Community organizers in the U.S. can be very reactionary and draining, constantly on the defenses. The concern for most people seems to be the politics of it, like how do we pass the Dream Act? Or Congress and immigration reform? The people in Colombia were so interested in their community first and foremost. And that in the future, people were aspiring not only to political change, but spiritual change. I worked for a theater organization, Corporacion Cultural Nuestra Gente, in Santa Cruz, a neighborhood that has been around for 30 years.
Colombia taught me the importance of working alongside your people and falling in love with your neighborhood. A lot of their community-based projects were geared towards getting people to recognize the beauty of all these mini social structures, to develop their sense of identity as rooted in a particular place. Because if you don’t love your neighborhood, if you don’t love your people, you don’t even love yourself, then why would you expect people to take up a political fight to better the neighborhood?
I found this job teaching poetry classes at an elementary school in my neighborhood so perfect. We would do poetry walks around the neighborhood and I asked them to find things in the neighborhood that they found beautiful, some things in the neighborhood that they liked and we’d write little odes about them, so they could learn to see what’s around them as valuable and connect it to themselves.
I learned a lot in Colombia. The educators really felt that children were more connected to ancient and ancestral sources of knowledge and they felt they had a more accessible trigger to the subconscious. As a poet, I prize that, so I respected them a lot and honestly, they blew my mind all the time. I learned so much from them and working with them on poetry inspired me to keep working on my own stuff.
So much of writing poetry has to do with breaking down structures of language like grammar and syntax, in order to access a different part of your brain. And what’s amazing about these kids is that they’re at the beginning stages of starting to understand language as a social thing, so they’ll say things that don’t make sense, but that’s good. They’ll arrive at a different kind of sense or a different kind of meaning because their language is so fluid and so open.
What are some tools or insights you hope to pass down to your students that maybe weren’t available to you growing up?
By the end of the program, I was so amazed because the kids would come up to me and say, “Oh, Miss Yessica, I wrote a poem today,” or “Oh hey Miss Yessica, we were doing poetry in school today,” or “Look at this poet!” I just wanted them to have a tool for which they could explore themselves and I think a lot of them did leave with that kind of spark.
I had one student who out of her own volition, started a poetry journal. She has this now and she can carry that on without me and it was really important that I gave them a space not only to be happy and joyful, but also sad. I would highlight poems that weren’t just funny, but also sad poems. And that was important because sometimes sadness gets shut down. The classroom was a space for them to bring up these things.
Donald Trump's name became so notorious and the kids would bring him up all the time, sometimes in their poems and sometimes they would bring it up just to be funny, but sometimes it would come up in serious ways. I did not shut down anything political, in fact I encouraged it. It’s just another mode of expression and since I speak Spanish and a lot of them are native Spanish speakers and bilingual students, I would also let them write poems in Spanish and encourage them to write poems in Spanglish.

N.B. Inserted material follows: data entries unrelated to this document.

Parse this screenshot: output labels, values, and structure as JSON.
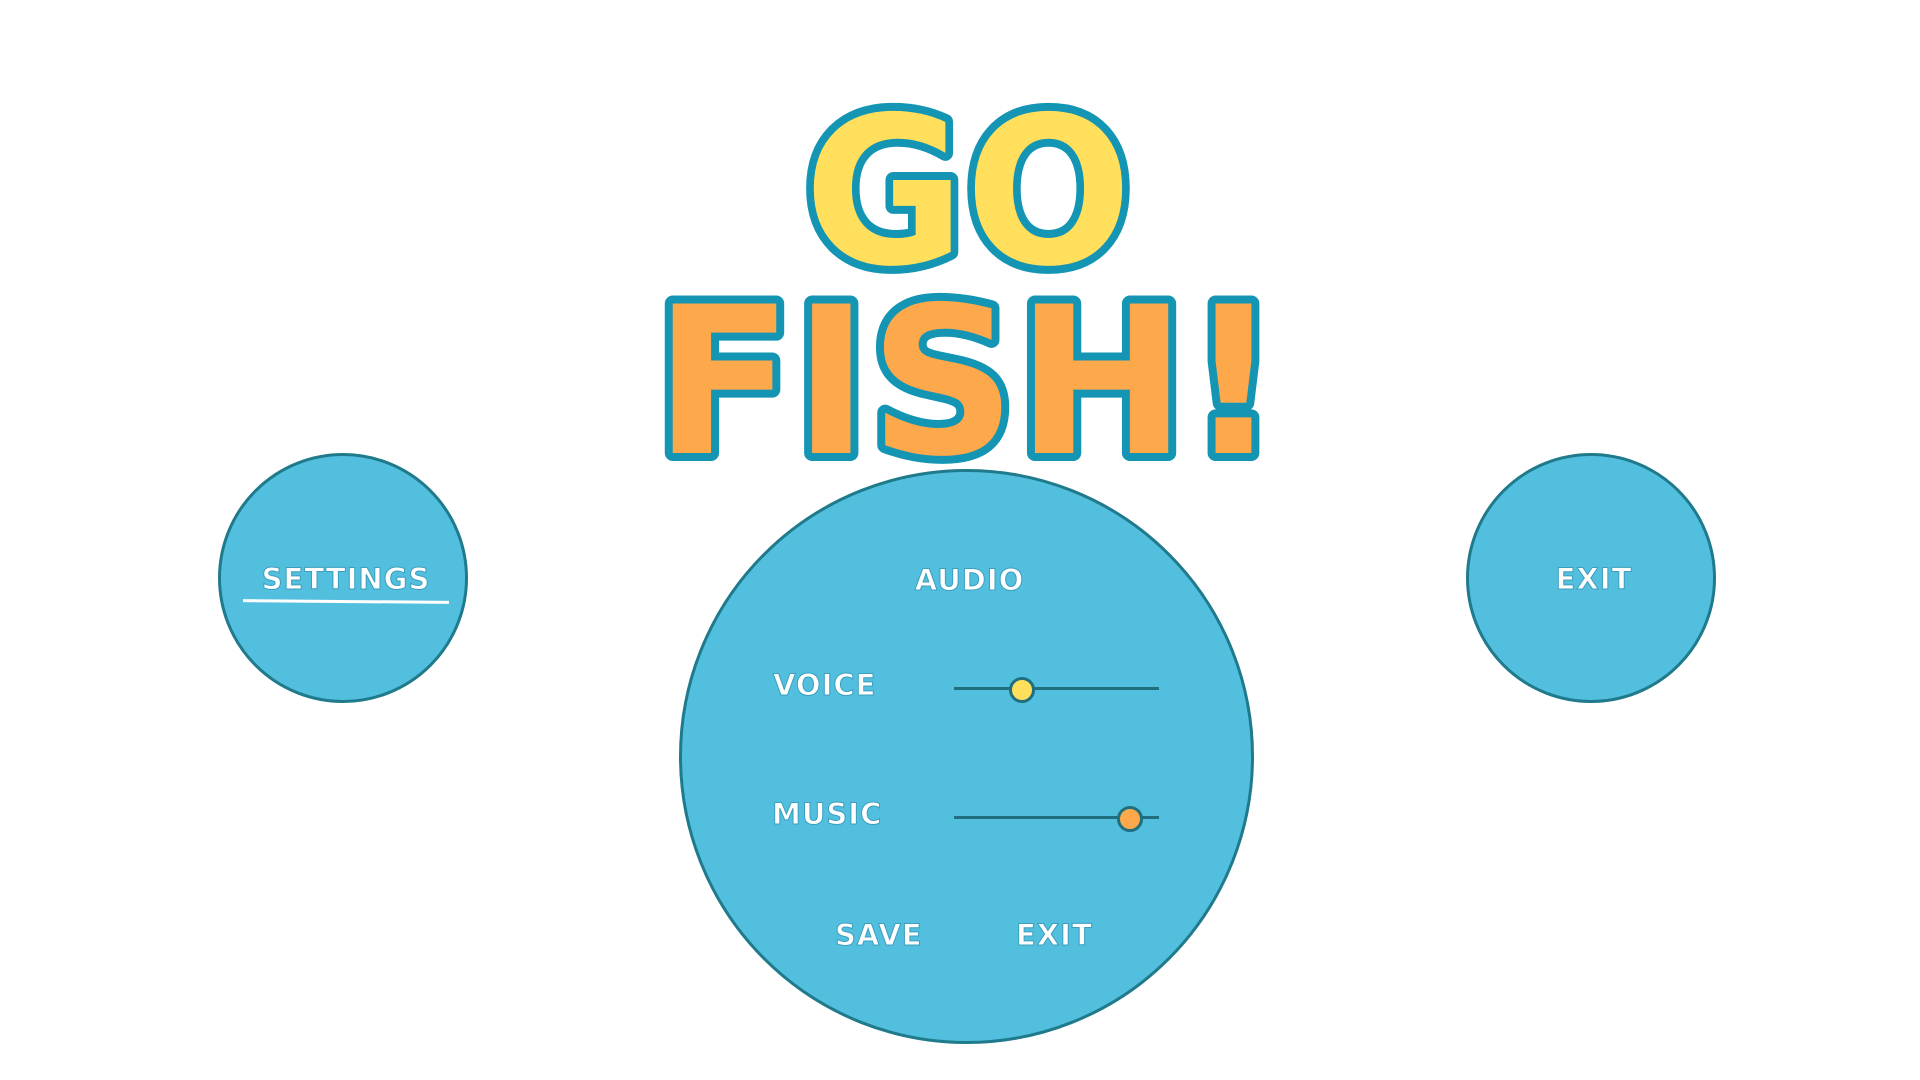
{
  "title": {
    "line1": "GO",
    "line2": "FISH!"
  },
  "colors": {
    "circle_fill": "#53bfdf",
    "circle_border": "#1f7a8c",
    "title_line1": "#ffdf5c",
    "title_line2": "#fda84b",
    "title_outline": "#1395b3",
    "voice_thumb": "#ffdf5c",
    "music_thumb": "#fda84b"
  },
  "side_menu": {
    "settings_label": "SETTINGS",
    "exit_label": "EXIT"
  },
  "settings_panel": {
    "heading": "AUDIO",
    "voice": {
      "label": "VOICE",
      "level": 0.33
    },
    "music": {
      "label": "MUSIC",
      "level": 0.86
    },
    "save_label": "SAVE",
    "exit_label": "EXIT"
  }
}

I think education can really suck the life out of writing and it’s the reason why people don’t continue writing or don’t even read. I just wanted them to have at least one good memory with the written word so that hopefully they would go to find it later on in their lives.